While total passenger vehicle sales fell 4% in China last year, electric vehicle sales surged 61% to 1.3 million, the IEA said.

The IEA said it’s possible that China achieves its goal of deploying 5 million electric vehicles by the end of 2020. The agency expects that by 2024, electric passenger cars in China will replace about 160,000 barrels per day of gasoline. Electric buses will likewise eat into oil demand.

Plastics, aviation demand soar

Still, that is not enough to offset the need for oil elsewhere.

The IEA said that nearly one-third of oil demand growth through 2024 will come from petrochemicals, which are used to make plastic. And that’s despite recent pressure to move away from plastic and encourage recycling.

“Around the world, more consumer demand means more plastic, which in turn means more petrochemicals,” the IEA said.

More than 50 major petrochemical projects are expected to come online through 2024, the report said.

And then there’s the booming aviation market, which continues to consume vast amounts of jet fuel.

“The air travel industry has witnessed a spectacular expansion thanks to rising passenger numbers,” the IEA said, adding that demand will continue to grow “strongly.”

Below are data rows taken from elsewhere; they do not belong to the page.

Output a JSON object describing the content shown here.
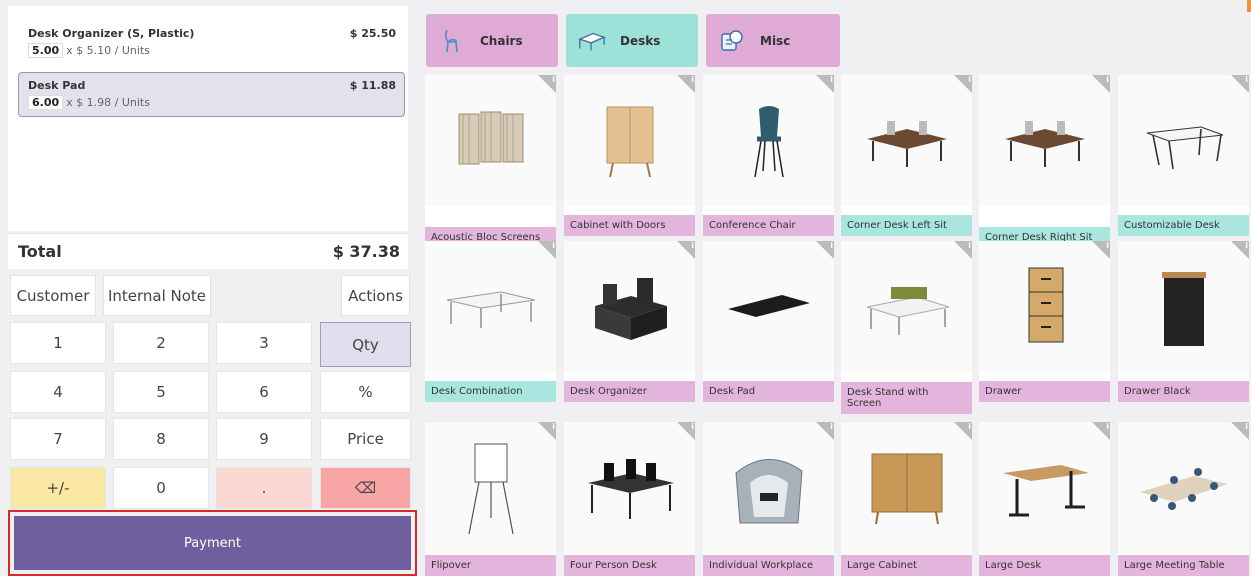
{
  "order": {
    "lines": [
      {
        "name": "Desk Organizer (S, Plastic)",
        "price": "$ 25.50",
        "qty": "5.00",
        "unit_info": "x $ 5.10 / Units",
        "selected": false
      },
      {
        "name": "Desk Pad",
        "price": "$ 11.88",
        "qty": "6.00",
        "unit_info": "x $ 1.98 / Units",
        "selected": true
      }
    ],
    "total_label": "Total",
    "total_value": "$ 37.38"
  },
  "controls": {
    "customer": "Customer",
    "internal_note": "Internal Note",
    "actions": "Actions"
  },
  "numpad": {
    "k1": "1",
    "k2": "2",
    "k3": "3",
    "qty": "Qty",
    "k4": "4",
    "k5": "5",
    "k6": "6",
    "percent": "%",
    "k7": "7",
    "k8": "8",
    "k9": "9",
    "price": "Price",
    "plusminus": "+/-",
    "k0": "0",
    "dot": ".",
    "backspace": "⌫"
  },
  "payment_label": "Payment",
  "categories": [
    {
      "label": "Chairs",
      "icon": "chair-icon",
      "color": "#dfaad6"
    },
    {
      "label": "Desks",
      "icon": "desk-icon",
      "color": "#9de1d9"
    },
    {
      "label": "Misc",
      "icon": "misc-icon",
      "color": "#dfaad6"
    }
  ],
  "products": [
    {
      "label": "Acoustic Bloc Screens",
      "color": "pink",
      "icon": "screen-panels-icon"
    },
    {
      "label": "Cabinet with Doors",
      "color": "pink",
      "icon": "cabinet-icon"
    },
    {
      "label": "Conference Chair",
      "color": "pink",
      "icon": "chair-icon"
    },
    {
      "label": "Corner Desk Left Sit",
      "color": "teal",
      "icon": "desk-icon"
    },
    {
      "label": "Corner Desk Right Sit",
      "color": "teal",
      "icon": "desk-icon"
    },
    {
      "label": "Customizable Desk",
      "color": "teal",
      "icon": "table-icon"
    },
    {
      "label": "Desk Combination",
      "color": "teal",
      "icon": "desk-combination-icon"
    },
    {
      "label": "Desk Organizer",
      "color": "pink",
      "icon": "organizer-icon"
    },
    {
      "label": "Desk Pad",
      "color": "pink",
      "icon": "desk-pad-icon"
    },
    {
      "label": "Desk Stand with Screen",
      "color": "pink",
      "icon": "desk-stand-icon"
    },
    {
      "label": "Drawer",
      "color": "pink",
      "icon": "drawer-icon"
    },
    {
      "label": "Drawer Black",
      "color": "pink",
      "icon": "drawer-black-icon"
    },
    {
      "label": "Flipover",
      "color": "pink",
      "icon": "flipchart-icon"
    },
    {
      "label": "Four Person Desk",
      "color": "pink",
      "icon": "four-desk-icon"
    },
    {
      "label": "Individual Workplace",
      "color": "pink",
      "icon": "workplace-pod-icon"
    },
    {
      "label": "Large Cabinet",
      "color": "pink",
      "icon": "large-cabinet-icon"
    },
    {
      "label": "Large Desk",
      "color": "pink",
      "icon": "large-desk-icon"
    },
    {
      "label": "Large Meeting Table",
      "color": "pink",
      "icon": "meeting-table-icon"
    }
  ]
}
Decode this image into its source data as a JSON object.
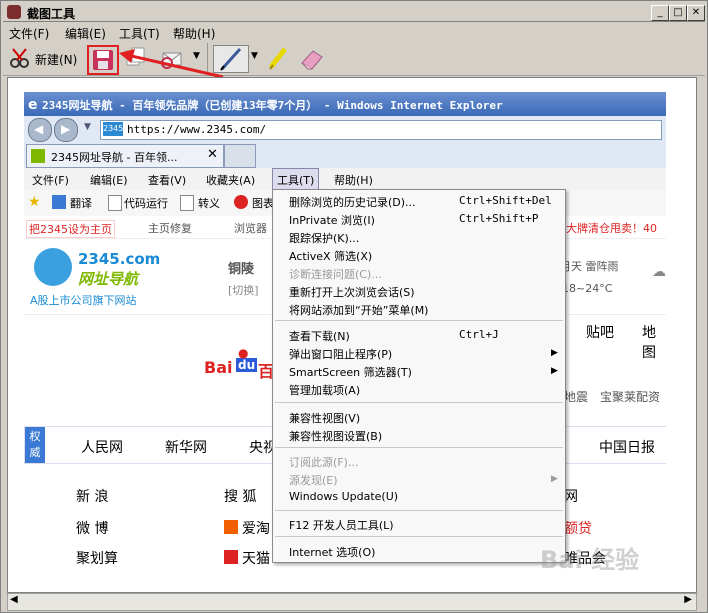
{
  "app": {
    "title": "截图工具",
    "menu": [
      "文件(F)",
      "编辑(E)",
      "工具(T)",
      "帮助(H)"
    ],
    "new_label": "新建(N)",
    "window_controls": [
      "minimize-icon",
      "maximize-icon",
      "close-icon"
    ]
  },
  "ie": {
    "title": "2345网址导航 - 百年领先品牌（已创建13年零7个月） - Windows Internet Explorer",
    "address": "https://www.2345.com/",
    "tab_label": "2345网址导航 - 百年领...",
    "menu": [
      "文件(F)",
      "编辑(E)",
      "查看(V)",
      "收藏夹(A)",
      "工具(T)",
      "帮助(H)"
    ],
    "favbar": [
      "翻译",
      "代码运行",
      "转义",
      "图表"
    ],
    "page": {
      "bar_items": [
        "把2345设为主页",
        "主页修复",
        "浏览器"
      ],
      "bar_right": "大牌清仓甩卖！40",
      "logo_text": "2345.com",
      "logo_sub": "网址导航",
      "logo_tag": "A股上市公司旗下网站",
      "city": "铜陵",
      "city_switch": "[切换]",
      "weather_text": "月天 雷阵雨",
      "weather_temp": "18~24°C",
      "nav_right": [
        "贴吧",
        "地图"
      ],
      "baidu_text": "Bai",
      "baidu_du": "du",
      "baidu_tail": "百",
      "promo_right": [
        "地震",
        "宝聚莱配资"
      ],
      "authority_label": "权威",
      "authority_links": [
        "人民网",
        "新华网",
        "央视",
        "中国日报"
      ],
      "grid_left": [
        "新 浪",
        "微 博",
        "聚划算"
      ],
      "grid_mid": [
        "搜 狐",
        "爱淘",
        "天猫"
      ],
      "grid_right": [
        "网",
        "额贷",
        "唯品会"
      ]
    }
  },
  "tools_menu": {
    "items": [
      {
        "label": "删除浏览的历史记录(D)...",
        "shortcut": "Ctrl+Shift+Del"
      },
      {
        "label": "InPrivate 浏览(I)",
        "shortcut": "Ctrl+Shift+P"
      },
      {
        "label": "跟踪保护(K)...",
        "shortcut": ""
      },
      {
        "label": "ActiveX 筛选(X)",
        "shortcut": ""
      },
      {
        "label": "诊断连接问题(C)...",
        "shortcut": "",
        "disabled": true
      },
      {
        "label": "重新打开上次浏览会话(S)",
        "shortcut": ""
      },
      {
        "label": "将网站添加到“开始”菜单(M)",
        "shortcut": ""
      },
      {
        "label": "查看下载(N)",
        "shortcut": "Ctrl+J"
      },
      {
        "label": "弹出窗口阻止程序(P)",
        "shortcut": "",
        "submenu": true
      },
      {
        "label": "SmartScreen 筛选器(T)",
        "shortcut": "",
        "submenu": true
      },
      {
        "label": "管理加载项(A)",
        "shortcut": ""
      },
      {
        "label": "兼容性视图(V)",
        "shortcut": ""
      },
      {
        "label": "兼容性视图设置(B)",
        "shortcut": ""
      },
      {
        "label": "订阅此源(F)...",
        "shortcut": "",
        "disabled": true
      },
      {
        "label": "源发现(E)",
        "shortcut": "",
        "disabled": true,
        "submenu": true
      },
      {
        "label": "Windows Update(U)",
        "shortcut": ""
      },
      {
        "label": "F12 开发人员工具(L)",
        "shortcut": ""
      },
      {
        "label": "Internet 选项(O)",
        "shortcut": ""
      }
    ]
  },
  "watermark": "Bai 经验",
  "colors": {
    "ie_title_bg": "#3a6ab8",
    "accent_red": "#e23",
    "logo_blue": "#1a8ad4",
    "logo_green": "#7fb800"
  }
}
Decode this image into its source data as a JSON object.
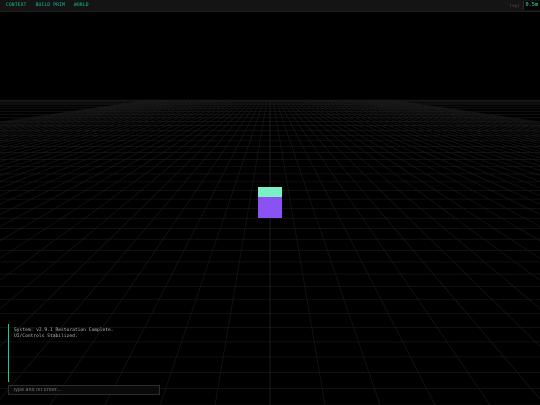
{
  "topbar": {
    "menu": [
      {
        "label": "CONTEXT"
      },
      {
        "label": "BUILD PRIM"
      },
      {
        "label": "WORLD"
      }
    ],
    "status_label": "(sp)",
    "status_value": "0.5m"
  },
  "scene": {
    "grid_color": "#1b1b1b",
    "cube_top_color": "#7bf0c4",
    "cube_front_color": "#8a52f3"
  },
  "console": {
    "lines": [
      "System: v2.9.1 Restoration Complete.",
      "UI/Controls Stabilized."
    ],
    "accent": "#1dc9a3"
  },
  "input": {
    "placeholder": "Type and hit Enter..."
  }
}
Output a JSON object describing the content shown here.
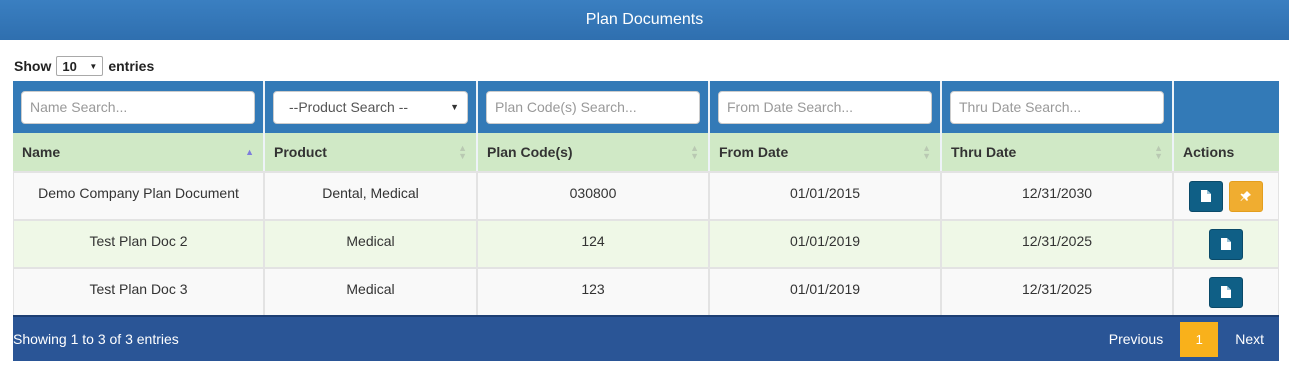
{
  "page": {
    "title": "Plan Documents"
  },
  "length_menu": {
    "prefix": "Show",
    "value": "10",
    "suffix": "entries"
  },
  "filters": {
    "name_placeholder": "Name Search...",
    "product_selected": "--Product Search --",
    "plan_code_placeholder": "Plan Code(s) Search...",
    "from_date_placeholder": "From Date Search...",
    "thru_date_placeholder": "Thru Date Search..."
  },
  "columns": [
    "Name",
    "Product",
    "Plan Code(s)",
    "From Date",
    "Thru Date",
    "Actions"
  ],
  "rows": [
    {
      "name": "Demo Company Plan Document",
      "product": "Dental, Medical",
      "plan_codes": "030800",
      "from_date": "01/01/2015",
      "thru_date": "12/31/2030",
      "actions": [
        "document-icon",
        "pin-icon"
      ]
    },
    {
      "name": "Test Plan Doc 2",
      "product": "Medical",
      "plan_codes": "124",
      "from_date": "01/01/2019",
      "thru_date": "12/31/2025",
      "actions": [
        "document-icon"
      ]
    },
    {
      "name": "Test Plan Doc 3",
      "product": "Medical",
      "plan_codes": "123",
      "from_date": "01/01/2019",
      "thru_date": "12/31/2025",
      "actions": [
        "document-icon"
      ]
    }
  ],
  "footer": {
    "info": "Showing 1 to 3 of 3 entries"
  },
  "pagination": {
    "previous": "Previous",
    "current": "1",
    "next": "Next"
  },
  "colors": {
    "header_blue": "#337ab7",
    "header_green": "#d0e9c6",
    "footer_blue": "#2a5596",
    "accent_orange": "#f9b11b",
    "doc_button": "#0f5f86"
  }
}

The trend has been driven by rising incomes in emerging markets, where airports and airline fleets are expanding rapidly. Asia, led by China and India, is expected to account for three-quarters of the aviation industry’s demand growth through 2024, the IEA said.

Norway is dumping some oil stocks

Despite the upbeat demand predictions from the IEA, some prominent investors are already hedging their oil exposure.

Last week, Norway’s government proposed to have its $1 trillion sovereign wealth fund gradually phase out investments in oil exploration and production companies.

It would be a major statement by Norway, which is Western Europe’s largest oil producer and amassed its wealth by producing oil.

But Norwegian Finance Minister Siv Jensen said the country wants to guard against a “permanent” decline in oil prices.